> **Page and application data records**:
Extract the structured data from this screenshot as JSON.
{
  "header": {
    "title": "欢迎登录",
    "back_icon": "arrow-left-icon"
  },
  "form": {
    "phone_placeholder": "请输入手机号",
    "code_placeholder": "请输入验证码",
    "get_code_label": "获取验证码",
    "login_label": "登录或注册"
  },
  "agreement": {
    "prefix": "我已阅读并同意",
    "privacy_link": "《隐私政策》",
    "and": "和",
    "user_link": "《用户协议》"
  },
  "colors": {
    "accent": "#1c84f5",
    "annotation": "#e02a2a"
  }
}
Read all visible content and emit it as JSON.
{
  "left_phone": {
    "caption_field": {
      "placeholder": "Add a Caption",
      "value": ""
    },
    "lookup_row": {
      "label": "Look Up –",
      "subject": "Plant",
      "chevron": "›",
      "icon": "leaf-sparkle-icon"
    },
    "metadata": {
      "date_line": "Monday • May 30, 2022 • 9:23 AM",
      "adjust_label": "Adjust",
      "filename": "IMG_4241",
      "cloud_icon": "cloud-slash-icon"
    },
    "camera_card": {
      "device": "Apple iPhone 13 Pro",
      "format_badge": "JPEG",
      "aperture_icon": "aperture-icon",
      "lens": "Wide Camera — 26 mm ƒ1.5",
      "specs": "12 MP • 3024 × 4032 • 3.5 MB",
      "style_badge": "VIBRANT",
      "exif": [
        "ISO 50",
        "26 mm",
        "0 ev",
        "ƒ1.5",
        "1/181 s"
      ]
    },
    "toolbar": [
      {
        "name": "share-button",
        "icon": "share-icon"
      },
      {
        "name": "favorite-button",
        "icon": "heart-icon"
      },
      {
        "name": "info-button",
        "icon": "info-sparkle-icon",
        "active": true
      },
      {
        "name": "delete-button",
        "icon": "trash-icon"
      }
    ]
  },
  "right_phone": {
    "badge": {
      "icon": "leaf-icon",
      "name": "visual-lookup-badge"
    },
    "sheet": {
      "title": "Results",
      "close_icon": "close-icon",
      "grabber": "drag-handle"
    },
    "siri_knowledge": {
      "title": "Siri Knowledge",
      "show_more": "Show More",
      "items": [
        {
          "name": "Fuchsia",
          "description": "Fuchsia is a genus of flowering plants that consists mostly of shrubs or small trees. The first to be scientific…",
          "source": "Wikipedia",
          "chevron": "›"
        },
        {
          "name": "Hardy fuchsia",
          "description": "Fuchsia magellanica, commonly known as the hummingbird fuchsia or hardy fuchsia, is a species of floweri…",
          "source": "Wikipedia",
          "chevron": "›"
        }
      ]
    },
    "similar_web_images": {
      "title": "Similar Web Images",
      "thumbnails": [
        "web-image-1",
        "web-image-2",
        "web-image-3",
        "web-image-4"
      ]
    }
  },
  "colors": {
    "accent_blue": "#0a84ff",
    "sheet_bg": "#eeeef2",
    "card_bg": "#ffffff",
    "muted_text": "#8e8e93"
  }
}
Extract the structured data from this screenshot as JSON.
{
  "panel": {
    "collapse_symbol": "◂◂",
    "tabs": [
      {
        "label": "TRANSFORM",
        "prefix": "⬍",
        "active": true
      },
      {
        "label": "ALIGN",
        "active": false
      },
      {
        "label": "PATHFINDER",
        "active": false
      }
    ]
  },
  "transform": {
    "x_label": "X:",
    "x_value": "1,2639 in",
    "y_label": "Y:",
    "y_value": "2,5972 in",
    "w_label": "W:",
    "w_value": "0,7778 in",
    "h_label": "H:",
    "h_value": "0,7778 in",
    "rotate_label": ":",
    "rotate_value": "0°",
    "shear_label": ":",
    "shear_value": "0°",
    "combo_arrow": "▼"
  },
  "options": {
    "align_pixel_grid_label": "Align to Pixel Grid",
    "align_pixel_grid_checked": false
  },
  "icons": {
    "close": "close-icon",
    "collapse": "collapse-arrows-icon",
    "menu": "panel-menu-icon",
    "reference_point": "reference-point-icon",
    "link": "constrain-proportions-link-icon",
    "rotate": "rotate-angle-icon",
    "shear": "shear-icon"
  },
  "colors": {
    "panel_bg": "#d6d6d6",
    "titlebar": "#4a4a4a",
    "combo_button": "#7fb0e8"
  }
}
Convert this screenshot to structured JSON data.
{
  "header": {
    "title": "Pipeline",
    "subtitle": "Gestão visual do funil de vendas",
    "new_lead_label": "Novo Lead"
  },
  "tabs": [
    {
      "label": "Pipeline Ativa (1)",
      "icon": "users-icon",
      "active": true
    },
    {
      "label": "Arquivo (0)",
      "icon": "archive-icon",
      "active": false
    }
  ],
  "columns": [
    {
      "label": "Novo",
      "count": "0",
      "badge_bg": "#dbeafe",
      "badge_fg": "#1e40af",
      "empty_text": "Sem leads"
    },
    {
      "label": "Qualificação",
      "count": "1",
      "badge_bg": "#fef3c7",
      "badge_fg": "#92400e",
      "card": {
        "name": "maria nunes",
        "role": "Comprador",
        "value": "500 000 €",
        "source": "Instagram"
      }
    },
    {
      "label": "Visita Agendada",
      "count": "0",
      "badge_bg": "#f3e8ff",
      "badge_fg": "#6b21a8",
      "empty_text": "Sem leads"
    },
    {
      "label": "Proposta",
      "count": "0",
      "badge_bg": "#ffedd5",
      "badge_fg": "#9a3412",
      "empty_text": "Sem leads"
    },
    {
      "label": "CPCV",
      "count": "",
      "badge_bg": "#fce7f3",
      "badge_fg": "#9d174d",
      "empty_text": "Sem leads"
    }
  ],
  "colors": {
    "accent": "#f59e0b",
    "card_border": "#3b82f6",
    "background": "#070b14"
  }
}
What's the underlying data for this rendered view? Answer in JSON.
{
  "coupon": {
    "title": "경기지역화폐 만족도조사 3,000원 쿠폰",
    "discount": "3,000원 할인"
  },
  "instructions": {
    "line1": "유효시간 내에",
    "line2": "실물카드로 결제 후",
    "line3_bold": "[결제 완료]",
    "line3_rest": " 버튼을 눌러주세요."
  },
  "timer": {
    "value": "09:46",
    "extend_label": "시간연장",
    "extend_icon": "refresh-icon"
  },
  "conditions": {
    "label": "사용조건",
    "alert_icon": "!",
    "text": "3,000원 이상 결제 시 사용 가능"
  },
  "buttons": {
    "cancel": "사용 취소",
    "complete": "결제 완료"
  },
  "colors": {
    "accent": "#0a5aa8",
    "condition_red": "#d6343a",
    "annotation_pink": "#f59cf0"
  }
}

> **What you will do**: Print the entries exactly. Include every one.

> **Written solution**:
Extract the structured data from this screenshot as JSON.
{
  "header": {
    "title": "欢迎登录",
    "back_icon": "arrow-left-icon"
  },
  "form": {
    "phone_placeholder": "请输入手机号",
    "code_placeholder": "请输入验证码",
    "get_code_label": "获取验证码",
    "login_label": "登录或注册"
  },
  "agreement": {
    "prefix": "我已阅读并同意",
    "privacy_link": "《隐私政策》",
    "and": "和",
    "user_link": "《用户协议》"
  },
  "colors": {
    "accent": "#1c84f5",
    "annotation": "#e02a2a"
  }
}
Read all visible content and emit it as JSON.
{
  "left_phone": {
    "caption_field": {
      "placeholder": "Add a Caption",
      "value": ""
    },
    "lookup_row": {
      "label": "Look Up –",
      "subject": "Plant",
      "chevron": "›",
      "icon": "leaf-sparkle-icon"
    },
    "metadata": {
      "date_line": "Monday • May 30, 2022 • 9:23 AM",
      "adjust_label": "Adjust",
      "filename": "IMG_4241",
      "cloud_icon": "cloud-slash-icon"
    },
    "camera_card": {
      "device": "Apple iPhone 13 Pro",
      "format_badge": "JPEG",
      "aperture_icon": "aperture-icon",
      "lens": "Wide Camera — 26 mm ƒ1.5",
      "specs": "12 MP • 3024 × 4032 • 3.5 MB",
      "style_badge": "VIBRANT",
      "exif": [
        "ISO 50",
        "26 mm",
        "0 ev",
        "ƒ1.5",
        "1/181 s"
      ]
    },
    "toolbar": [
      {
        "name": "share-button",
        "icon": "share-icon"
      },
      {
        "name": "favorite-button",
        "icon": "heart-icon"
      },
      {
        "name": "info-button",
        "icon": "info-sparkle-icon",
        "active": true
      },
      {
        "name": "delete-button",
        "icon": "trash-icon"
      }
    ]
  },
  "right_phone": {
    "badge": {
      "icon": "leaf-icon",
      "name": "visual-lookup-badge"
    },
    "sheet": {
      "title": "Results",
      "close_icon": "close-icon",
      "grabber": "drag-handle"
    },
    "siri_knowledge": {
      "title": "Siri Knowledge",
      "show_more": "Show More",
      "items": [
        {
          "name": "Fuchsia",
          "description": "Fuchsia is a genus of flowering plants that consists mostly of shrubs or small trees. The first to be scientific…",
          "source": "Wikipedia",
          "chevron": "›"
        },
        {
          "name": "Hardy fuchsia",
          "description": "Fuchsia magellanica, commonly known as the hummingbird fuchsia or hardy fuchsia, is a species of floweri…",
          "source": "Wikipedia",
          "chevron": "›"
        }
      ]
    },
    "similar_web_images": {
      "title": "Similar Web Images",
      "thumbnails": [
        "web-image-1",
        "web-image-2",
        "web-image-3",
        "web-image-4"
      ]
    }
  },
  "colors": {
    "accent_blue": "#0a84ff",
    "sheet_bg": "#eeeef2",
    "card_bg": "#ffffff",
    "muted_text": "#8e8e93"
  }
}
Extract the structured data from this screenshot as JSON.
{
  "panel": {
    "collapse_symbol": "◂◂",
    "tabs": [
      {
        "label": "TRANSFORM",
        "prefix": "⬍",
        "active": true
      },
      {
        "label": "ALIGN",
        "active": false
      },
      {
        "label": "PATHFINDER",
        "active": false
      }
    ]
  },
  "transform": {
    "x_label": "X:",
    "x_value": "1,2639 in",
    "y_label": "Y:",
    "y_value": "2,5972 in",
    "w_label": "W:",
    "w_value": "0,7778 in",
    "h_label": "H:",
    "h_value": "0,7778 in",
    "rotate_label": ":",
    "rotate_value": "0°",
    "shear_label": ":",
    "shear_value": "0°",
    "combo_arrow": "▼"
  },
  "options": {
    "align_pixel_grid_label": "Align to Pixel Grid",
    "align_pixel_grid_checked": false
  },
  "icons": {
    "close": "close-icon",
    "collapse": "collapse-arrows-icon",
    "menu": "panel-menu-icon",
    "reference_point": "reference-point-icon",
    "link": "constrain-proportions-link-icon",
    "rotate": "rotate-angle-icon",
    "shear": "shear-icon"
  },
  "colors": {
    "panel_bg": "#d6d6d6",
    "titlebar": "#4a4a4a",
    "combo_button": "#7fb0e8"
  }
}
Convert this screenshot to structured JSON data.
{
  "header": {
    "title": "Pipeline",
    "subtitle": "Gestão visual do funil de vendas",
    "new_lead_label": "Novo Lead"
  },
  "tabs": [
    {
      "label": "Pipeline Ativa (1)",
      "icon": "users-icon",
      "active": true
    },
    {
      "label": "Arquivo (0)",
      "icon": "archive-icon",
      "active": false
    }
  ],
  "columns": [
    {
      "label": "Novo",
      "count": "0",
      "badge_bg": "#dbeafe",
      "badge_fg": "#1e40af",
      "empty_text": "Sem leads"
    },
    {
      "label": "Qualificação",
      "count": "1",
      "badge_bg": "#fef3c7",
      "badge_fg": "#92400e",
      "card": {
        "name": "maria nunes",
        "role": "Comprador",
        "value": "500 000 €",
        "source": "Instagram"
      }
    },
    {
      "label": "Visita Agendada",
      "count": "0",
      "badge_bg": "#f3e8ff",
      "badge_fg": "#6b21a8",
      "empty_text": "Sem leads"
    },
    {
      "label": "Proposta",
      "count": "0",
      "badge_bg": "#ffedd5",
      "badge_fg": "#9a3412",
      "empty_text": "Sem leads"
    },
    {
      "label": "CPCV",
      "count": "",
      "badge_bg": "#fce7f3",
      "badge_fg": "#9d174d",
      "empty_text": "Sem leads"
    }
  ],
  "colors": {
    "accent": "#f59e0b",
    "card_border": "#3b82f6",
    "background": "#070b14"
  }
}
What's the underlying data for this rendered view? Answer in JSON.
{
  "coupon": {
    "title": "경기지역화폐 만족도조사 3,000원 쿠폰",
    "discount": "3,000원 할인"
  },
  "instructions": {
    "line1": "유효시간 내에",
    "line2": "실물카드로 결제 후",
    "line3_bold": "[결제 완료]",
    "line3_rest": " 버튼을 눌러주세요."
  },
  "timer": {
    "value": "09:46",
    "extend_label": "시간연장",
    "extend_icon": "refresh-icon"
  },
  "conditions": {
    "label": "사용조건",
    "alert_icon": "!",
    "text": "3,000원 이상 결제 시 사용 가능"
  },
  "buttons": {
    "cancel": "사용 취소",
    "complete": "결제 완료"
  },
  "colors": {
    "accent": "#0a5aa8",
    "condition_red": "#d6343a",
    "annotation_pink": "#f59cf0"
  }
}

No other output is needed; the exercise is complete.